Because of more accurate fuzing and aim-point selection, smaller planar warheads may be used, which means that replacement ordnance packages containing both warhead and fuze are possible.
Still more warhead weight and volume savings may be realized (at a dollar cost) by using directional warheads, making possible smaller payloads and missiles, or larger propulsion sections for a given missile length. One possible directional-warhead configuration is shown in FIG. 5, where a mass-focused warhead is spun into position pyro-technically in a few milliseconds (a proven technique). The aimable warhead, a structural member, is spun up by small tangential-thrust rocket motors after the turret bearings holding it in place are explosively unlocked. Two, three and four-sided configurations are also feasible to trade off aiming lag time. To minimize warhead steering energy requirements and stresses, it should be noted that a rough indication of miss direction may be available from the seeker up to a quarter second before intercept, with final aiming controlled by the fuze over the last 10-15 milliseconds. A warhead gain. of 4 over same-length planar warheads is achievable. Simulation involving target vulnerabilities and fuzing errors point to optimum directional warhead beams of some 20 degrees square. Electronic steering by selected nets of detonators is faster but probably results in lower gains.
While the above discussion has centered on air targets, and non-spinning or slowly-spinning missiles, other targets and carriers are of interest. For example, the imaging fuze, with appropriate algorithms fed into the microprocessor, may be used against surface targets by missiles, rockets, projectiles or bombs.

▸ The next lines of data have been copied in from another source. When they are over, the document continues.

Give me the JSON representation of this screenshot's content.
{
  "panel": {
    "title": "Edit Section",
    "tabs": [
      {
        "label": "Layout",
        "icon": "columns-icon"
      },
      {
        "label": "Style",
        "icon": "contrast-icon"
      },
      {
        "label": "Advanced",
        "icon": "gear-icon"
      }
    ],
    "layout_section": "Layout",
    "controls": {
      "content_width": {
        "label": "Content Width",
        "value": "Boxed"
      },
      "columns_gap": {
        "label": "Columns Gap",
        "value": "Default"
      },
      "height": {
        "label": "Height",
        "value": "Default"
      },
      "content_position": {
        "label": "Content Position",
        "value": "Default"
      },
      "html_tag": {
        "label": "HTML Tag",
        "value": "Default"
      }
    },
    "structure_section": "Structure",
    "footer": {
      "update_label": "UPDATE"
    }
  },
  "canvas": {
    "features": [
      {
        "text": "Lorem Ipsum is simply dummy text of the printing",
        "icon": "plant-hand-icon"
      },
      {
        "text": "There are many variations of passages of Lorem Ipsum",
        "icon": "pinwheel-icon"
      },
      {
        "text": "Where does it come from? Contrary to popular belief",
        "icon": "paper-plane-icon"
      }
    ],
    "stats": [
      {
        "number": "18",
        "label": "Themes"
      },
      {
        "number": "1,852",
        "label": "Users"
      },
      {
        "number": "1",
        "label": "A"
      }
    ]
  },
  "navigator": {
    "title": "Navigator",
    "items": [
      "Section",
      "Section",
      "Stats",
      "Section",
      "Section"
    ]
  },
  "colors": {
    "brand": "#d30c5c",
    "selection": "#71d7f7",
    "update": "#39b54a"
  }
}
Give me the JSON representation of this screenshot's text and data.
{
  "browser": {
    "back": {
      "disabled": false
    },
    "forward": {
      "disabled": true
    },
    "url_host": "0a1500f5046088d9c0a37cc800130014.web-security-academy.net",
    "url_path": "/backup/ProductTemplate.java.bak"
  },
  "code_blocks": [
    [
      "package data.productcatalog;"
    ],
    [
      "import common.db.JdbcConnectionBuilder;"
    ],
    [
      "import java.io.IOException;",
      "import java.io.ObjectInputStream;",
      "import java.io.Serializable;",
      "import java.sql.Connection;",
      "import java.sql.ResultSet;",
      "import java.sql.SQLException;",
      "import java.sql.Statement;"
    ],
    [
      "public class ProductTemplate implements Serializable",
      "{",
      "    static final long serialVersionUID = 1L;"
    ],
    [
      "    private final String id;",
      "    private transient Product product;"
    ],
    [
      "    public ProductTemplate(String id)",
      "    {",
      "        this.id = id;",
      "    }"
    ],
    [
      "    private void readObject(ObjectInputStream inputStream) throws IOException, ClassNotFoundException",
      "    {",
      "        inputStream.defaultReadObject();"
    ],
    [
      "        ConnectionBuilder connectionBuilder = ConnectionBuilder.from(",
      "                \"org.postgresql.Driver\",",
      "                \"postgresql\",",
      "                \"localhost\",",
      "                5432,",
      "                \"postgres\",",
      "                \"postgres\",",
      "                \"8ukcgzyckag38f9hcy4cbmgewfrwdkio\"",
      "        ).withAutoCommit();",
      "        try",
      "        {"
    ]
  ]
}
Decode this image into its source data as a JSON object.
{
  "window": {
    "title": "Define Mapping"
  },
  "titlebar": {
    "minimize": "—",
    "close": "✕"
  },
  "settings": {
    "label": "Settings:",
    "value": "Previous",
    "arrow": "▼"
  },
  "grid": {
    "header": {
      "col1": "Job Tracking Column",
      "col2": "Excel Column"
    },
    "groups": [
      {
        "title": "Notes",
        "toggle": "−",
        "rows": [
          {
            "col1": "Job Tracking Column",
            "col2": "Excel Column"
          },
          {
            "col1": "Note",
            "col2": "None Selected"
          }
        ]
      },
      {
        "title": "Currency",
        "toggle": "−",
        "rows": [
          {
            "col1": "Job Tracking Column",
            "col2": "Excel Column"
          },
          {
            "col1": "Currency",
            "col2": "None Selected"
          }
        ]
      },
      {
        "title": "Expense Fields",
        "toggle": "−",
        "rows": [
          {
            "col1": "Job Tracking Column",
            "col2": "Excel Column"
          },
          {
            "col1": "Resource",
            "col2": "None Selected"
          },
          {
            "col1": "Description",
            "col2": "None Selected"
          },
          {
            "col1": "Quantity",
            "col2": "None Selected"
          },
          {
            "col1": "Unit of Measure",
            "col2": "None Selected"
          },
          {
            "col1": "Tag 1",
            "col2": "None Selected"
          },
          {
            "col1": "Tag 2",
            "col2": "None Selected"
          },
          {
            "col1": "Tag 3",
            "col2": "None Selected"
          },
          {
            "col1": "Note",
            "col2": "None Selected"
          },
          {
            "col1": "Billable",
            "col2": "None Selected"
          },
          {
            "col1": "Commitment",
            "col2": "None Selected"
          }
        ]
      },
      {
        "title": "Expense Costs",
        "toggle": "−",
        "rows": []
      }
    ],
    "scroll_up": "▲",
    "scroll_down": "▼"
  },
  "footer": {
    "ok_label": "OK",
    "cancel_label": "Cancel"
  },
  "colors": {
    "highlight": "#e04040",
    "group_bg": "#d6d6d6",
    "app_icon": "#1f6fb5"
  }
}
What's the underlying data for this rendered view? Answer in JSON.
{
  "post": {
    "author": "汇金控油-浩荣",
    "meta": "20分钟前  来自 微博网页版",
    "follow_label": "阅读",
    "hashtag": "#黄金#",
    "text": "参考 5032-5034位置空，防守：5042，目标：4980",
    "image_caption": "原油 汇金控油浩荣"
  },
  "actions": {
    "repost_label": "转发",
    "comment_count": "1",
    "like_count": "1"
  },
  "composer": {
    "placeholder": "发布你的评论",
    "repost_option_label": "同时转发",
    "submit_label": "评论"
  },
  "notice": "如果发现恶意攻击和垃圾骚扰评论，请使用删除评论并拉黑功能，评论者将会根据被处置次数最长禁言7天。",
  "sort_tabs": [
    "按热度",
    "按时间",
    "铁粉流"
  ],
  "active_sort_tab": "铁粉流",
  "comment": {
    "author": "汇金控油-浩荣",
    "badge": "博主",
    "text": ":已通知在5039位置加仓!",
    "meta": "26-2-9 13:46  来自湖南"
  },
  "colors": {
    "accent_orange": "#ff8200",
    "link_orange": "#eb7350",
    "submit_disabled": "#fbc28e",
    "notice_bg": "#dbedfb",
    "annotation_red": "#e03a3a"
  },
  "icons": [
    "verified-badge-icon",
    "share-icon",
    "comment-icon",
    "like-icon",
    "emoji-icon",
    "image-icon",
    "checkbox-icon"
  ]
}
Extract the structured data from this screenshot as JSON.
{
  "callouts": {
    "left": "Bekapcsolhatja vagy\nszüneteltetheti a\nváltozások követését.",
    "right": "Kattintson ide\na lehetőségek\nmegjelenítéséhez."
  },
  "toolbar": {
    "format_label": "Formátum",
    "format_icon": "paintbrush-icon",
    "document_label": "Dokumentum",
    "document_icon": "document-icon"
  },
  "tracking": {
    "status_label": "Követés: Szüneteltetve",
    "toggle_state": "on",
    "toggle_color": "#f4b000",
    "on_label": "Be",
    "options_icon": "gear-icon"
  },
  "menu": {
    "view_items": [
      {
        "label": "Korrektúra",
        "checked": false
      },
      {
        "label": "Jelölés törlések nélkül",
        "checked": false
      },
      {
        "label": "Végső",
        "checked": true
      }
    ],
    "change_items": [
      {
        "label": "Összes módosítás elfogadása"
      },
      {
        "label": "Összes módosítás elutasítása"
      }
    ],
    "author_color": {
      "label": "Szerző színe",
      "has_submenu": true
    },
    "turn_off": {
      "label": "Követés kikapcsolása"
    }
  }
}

Other variants may be discerned from the parent application hereof (Ser. No. 08/560,132 filed Nov. 17, 1995) now U.S. Pat. No. 5,669,581 issued on Sep. 23, 1997, the content of which is hereby incorporated herein by reference and made a part hereof.